This idea of putting things in their own space is a fundamental one. It’s one of the primary principles of mixing a record. But I think there’s a tendency to overemphasize this separation concept.
As important as it is to allow things to breathe by creating room for them, one has to remember that sounds often reinforce each other as well. So taking too much away is not really a good thing. It’s important to be decisive about what really has to go.
EQ vs Dynamics Processing
Part of this tendency to over-separate elements may come from the fact that EQ is played up as the tool for this, while dynamics processing is often overlooked for this process.
The reality is, if you have a long sustaining snare or clap tail eating up all the space for the acoustic guitar, you would have to EQ the life out of that snare to get it out of the way. But by using a little dynamics processing, you may find no need for EQ at all in this regard.
And this goes both ways.

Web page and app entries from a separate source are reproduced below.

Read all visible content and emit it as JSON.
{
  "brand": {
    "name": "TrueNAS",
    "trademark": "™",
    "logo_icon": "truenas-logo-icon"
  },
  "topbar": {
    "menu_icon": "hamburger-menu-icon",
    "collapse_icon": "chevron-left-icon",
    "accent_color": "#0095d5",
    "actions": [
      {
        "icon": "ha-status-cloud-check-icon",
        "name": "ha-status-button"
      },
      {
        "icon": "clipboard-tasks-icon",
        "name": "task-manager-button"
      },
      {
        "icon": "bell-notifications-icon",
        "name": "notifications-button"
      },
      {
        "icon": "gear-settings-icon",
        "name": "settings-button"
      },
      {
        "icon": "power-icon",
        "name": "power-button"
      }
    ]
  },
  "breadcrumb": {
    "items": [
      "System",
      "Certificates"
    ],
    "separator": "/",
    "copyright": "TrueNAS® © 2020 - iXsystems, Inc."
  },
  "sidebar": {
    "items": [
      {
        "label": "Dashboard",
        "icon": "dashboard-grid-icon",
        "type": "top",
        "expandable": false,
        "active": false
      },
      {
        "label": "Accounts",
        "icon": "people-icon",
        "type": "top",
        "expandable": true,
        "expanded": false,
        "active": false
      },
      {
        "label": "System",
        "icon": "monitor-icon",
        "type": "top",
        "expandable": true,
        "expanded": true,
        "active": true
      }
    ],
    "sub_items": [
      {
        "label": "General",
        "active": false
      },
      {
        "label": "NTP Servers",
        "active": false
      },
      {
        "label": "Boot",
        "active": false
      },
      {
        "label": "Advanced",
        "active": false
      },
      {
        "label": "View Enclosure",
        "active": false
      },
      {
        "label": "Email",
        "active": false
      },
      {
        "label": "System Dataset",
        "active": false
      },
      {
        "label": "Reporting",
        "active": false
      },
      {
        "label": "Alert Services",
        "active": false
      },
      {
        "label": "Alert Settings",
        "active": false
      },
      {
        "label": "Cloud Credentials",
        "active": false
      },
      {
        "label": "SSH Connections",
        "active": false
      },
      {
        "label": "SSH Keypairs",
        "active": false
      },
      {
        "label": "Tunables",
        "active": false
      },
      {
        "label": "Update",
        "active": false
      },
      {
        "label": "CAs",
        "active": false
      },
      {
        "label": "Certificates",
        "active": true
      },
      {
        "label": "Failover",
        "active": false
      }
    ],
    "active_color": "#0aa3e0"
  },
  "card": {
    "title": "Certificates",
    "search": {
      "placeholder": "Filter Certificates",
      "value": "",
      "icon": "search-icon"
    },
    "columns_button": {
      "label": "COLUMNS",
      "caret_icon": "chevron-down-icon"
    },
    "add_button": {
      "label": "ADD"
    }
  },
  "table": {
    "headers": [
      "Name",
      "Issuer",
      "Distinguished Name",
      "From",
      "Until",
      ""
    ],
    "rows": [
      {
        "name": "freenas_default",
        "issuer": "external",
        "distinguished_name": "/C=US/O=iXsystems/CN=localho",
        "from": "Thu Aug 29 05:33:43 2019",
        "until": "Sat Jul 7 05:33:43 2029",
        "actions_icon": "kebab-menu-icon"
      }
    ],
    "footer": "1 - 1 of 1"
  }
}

In the case of the overly elongated snare tail, you would want an expander to shorten it. In the case of, say, an acoustic guitar stepping on a vocal, it’s very often the peaks of the strums that are jumping forward. A little compression to tame down the attack will naturally separate the acoustic guitar and vocal without any need for EQ at all.
It’s all about space. That’s the left, center, right of the pan sphere, the front to back of the imaging, the top to bottom of the frequency range, and the dynamic space.
So while I’m writing this, listening to “Wavin’ Flag” by K’Naan — I’m taking note of the space, dynamics and tone — and how that all comes together to create an open mix.
- In the verse we hear K’Naan’s voice very forward. The ambience for the voice is primarily a delay rather than a reverb.
- The drums are a little behind that with a bit of plate sounding verb coming off the snare, and a good amount of the attack on the drums held down.
- The kick is fairly forward, but it’s in a very different sonic plane than the vocals.
- In the far back is an ambient pad that’s just kind of filling things out and really giving a sense of depth.
Then the piano comes in — just in front of the drums and just behind the vocal — but still very close. It’s tonally pocketed around the vocal very nicely. It doesn’t sound like any content is missing from the piano, but I suspect if we heard it in solo there’d be a couple frequency notches missing. My guess is they’re right around where that guitar is primarily living — the one that shows up in the chorus. At the risk of being absolutely wrong, I’d guess just shy of 1 kHz.
It’s all of these things combined and occurring throughout the mix that allows it to cohesively fit together with a sense of openness. Hopefully I can get Manny to weigh in with his thoughts!